> **TO DO**
Would you please set down the data again exactly as given, excluding the pictures?

[Items from an interface collection]
******************************

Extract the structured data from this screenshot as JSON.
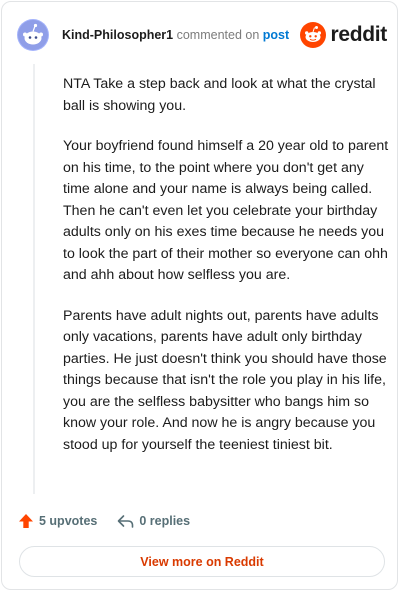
{
  "comment": {
    "username": "Kind-Philosopher1",
    "action_text": "commented on",
    "post_link": "post",
    "paragraphs": [
      "NTA Take a step back and look at what the crystal ball is showing you.",
      "Your boyfriend found himself a 20 year old to parent on his time, to the point where you don't get any time alone and your name is always being called. Then he can't even let you celebrate your birthday adults only on his exes time because he needs you to look the part of their mother so everyone can ohh and ahh about how selfless you are.",
      "Parents have adult nights out, parents have adults only vacations, parents have adult only birthday parties. He just doesn't think you should have those things because that isn't the role you play in his life, you are the selfless babysitter who bangs him so know your role. And now he is angry because you stood up for yourself the teeniest tiniest bit."
    ],
    "upvotes": "5 upvotes",
    "replies": "0 replies"
  },
  "brand": {
    "logo_text": "reddit",
    "accent_color": "#ff4500",
    "link_color": "#0079d3",
    "cta_color": "#d93a00"
  },
  "footer": {
    "view_more_label": "View more on Reddit"
  },
  "icons": {
    "avatar": "snoo-avatar-icon",
    "logo": "reddit-logo-icon",
    "upvote": "upvote-arrow-icon",
    "reply": "reply-arrow-icon"
  }
}
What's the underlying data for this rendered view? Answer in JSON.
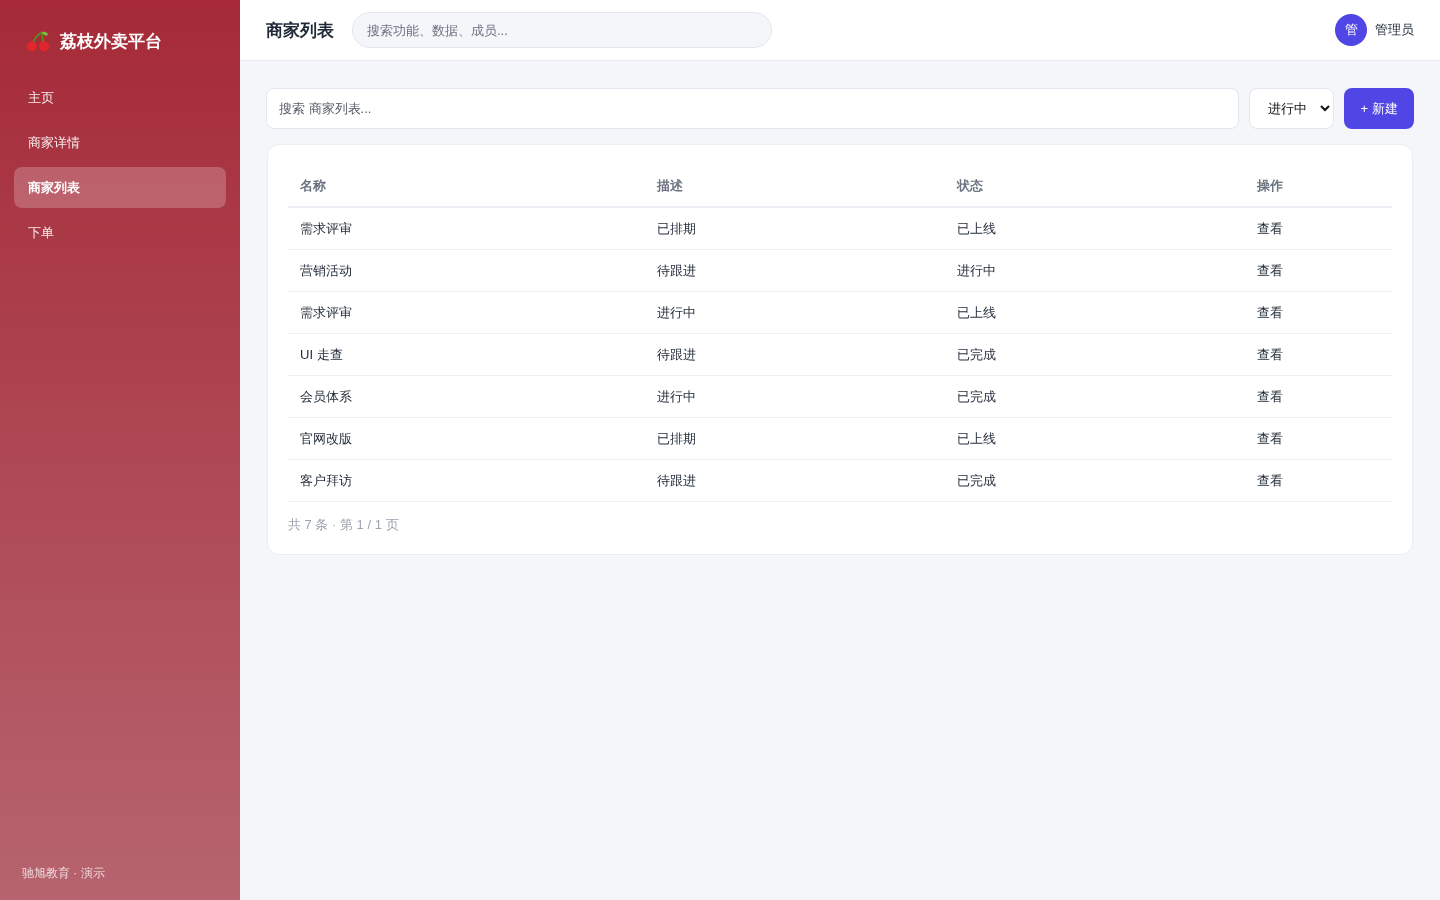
{
  "sidebar": {
    "brand": "荔枝外卖平台",
    "items": [
      {
        "label": "主页",
        "selected": false
      },
      {
        "label": "商家详情",
        "selected": false
      },
      {
        "label": "商家列表",
        "selected": true
      },
      {
        "label": "下单",
        "selected": false
      }
    ],
    "footer": "驰旭教育 · 演示"
  },
  "header": {
    "title": "商家列表",
    "search": {
      "placeholder": "搜索功能、数据、成员..."
    },
    "user": {
      "avatar_text": "管",
      "name": "管理员"
    }
  },
  "toolbar": {
    "search": {
      "placeholder": "搜索 商家列表..."
    },
    "filter": {
      "value": "进行中"
    },
    "new_button": "+ 新建"
  },
  "table": {
    "columns": [
      "名称",
      "描述",
      "状态",
      "操作"
    ],
    "rows": [
      {
        "name": "需求评审",
        "description": "已排期",
        "status": "已上线",
        "action": "查看"
      },
      {
        "name": "营销活动",
        "description": "待跟进",
        "status": "进行中",
        "action": "查看"
      },
      {
        "name": "需求评审",
        "description": "进行中",
        "status": "已上线",
        "action": "查看"
      },
      {
        "name": "UI 走查",
        "description": "待跟进",
        "status": "已完成",
        "action": "查看"
      },
      {
        "name": "会员体系",
        "description": "进行中",
        "status": "已完成",
        "action": "查看"
      },
      {
        "name": "官网改版",
        "description": "已排期",
        "status": "已上线",
        "action": "查看"
      },
      {
        "name": "客户拜访",
        "description": "待跟进",
        "status": "已完成",
        "action": "查看"
      }
    ],
    "pagination": "共 7 条 · 第 1 / 1 页"
  }
}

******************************

> **ANSWER TO THIS PROBLEM**
Extract the structured data from this screenshot as JSON.
{
  "comment": {
    "username": "Kind-Philosopher1",
    "action_text": "commented on",
    "post_link": "post",
    "paragraphs": [
      "NTA Take a step back and look at what the crystal ball is showing you.",
      "Your boyfriend found himself a 20 year old to parent on his time, to the point where you don't get any time alone and your name is always being called. Then he can't even let you celebrate your birthday adults only on his exes time because he needs you to look the part of their mother so everyone can ohh and ahh about how selfless you are.",
      "Parents have adult nights out, parents have adults only vacations, parents have adult only birthday parties. He just doesn't think you should have those things because that isn't the role you play in his life, you are the selfless babysitter who bangs him so know your role. And now he is angry because you stood up for yourself the teeniest tiniest bit."
    ],
    "upvotes": "5 upvotes",
    "replies": "0 replies"
  },
  "brand": {
    "logo_text": "reddit",
    "accent_color": "#ff4500",
    "link_color": "#0079d3",
    "cta_color": "#d93a00"
  },
  "footer": {
    "view_more_label": "View more on Reddit"
  },
  "icons": {
    "avatar": "snoo-avatar-icon",
    "logo": "reddit-logo-icon",
    "upvote": "upvote-arrow-icon",
    "reply": "reply-arrow-icon"
  }
}
What's the underlying data for this rendered view? Answer in JSON.
{
  "sidebar": {
    "brand": "荔枝外卖平台",
    "items": [
      {
        "label": "主页",
        "selected": false
      },
      {
        "label": "商家详情",
        "selected": false
      },
      {
        "label": "商家列表",
        "selected": true
      },
      {
        "label": "下单",
        "selected": false
      }
    ],
    "footer": "驰旭教育 · 演示"
  },
  "header": {
    "title": "商家列表",
    "search": {
      "placeholder": "搜索功能、数据、成员..."
    },
    "user": {
      "avatar_text": "管",
      "name": "管理员"
    }
  },
  "toolbar": {
    "search": {
      "placeholder": "搜索 商家列表..."
    },
    "filter": {
      "value": "进行中"
    },
    "new_button": "+ 新建"
  },
  "table": {
    "columns": [
      "名称",
      "描述",
      "状态",
      "操作"
    ],
    "rows": [
      {
        "name": "需求评审",
        "description": "已排期",
        "status": "已上线",
        "action": "查看"
      },
      {
        "name": "营销活动",
        "description": "待跟进",
        "status": "进行中",
        "action": "查看"
      },
      {
        "name": "需求评审",
        "description": "进行中",
        "status": "已上线",
        "action": "查看"
      },
      {
        "name": "UI 走查",
        "description": "待跟进",
        "status": "已完成",
        "action": "查看"
      },
      {
        "name": "会员体系",
        "description": "进行中",
        "status": "已完成",
        "action": "查看"
      },
      {
        "name": "官网改版",
        "description": "已排期",
        "status": "已上线",
        "action": "查看"
      },
      {
        "name": "客户拜访",
        "description": "待跟进",
        "status": "已完成",
        "action": "查看"
      }
    ],
    "pagination": "共 7 条 · 第 1 / 1 页"
  }
}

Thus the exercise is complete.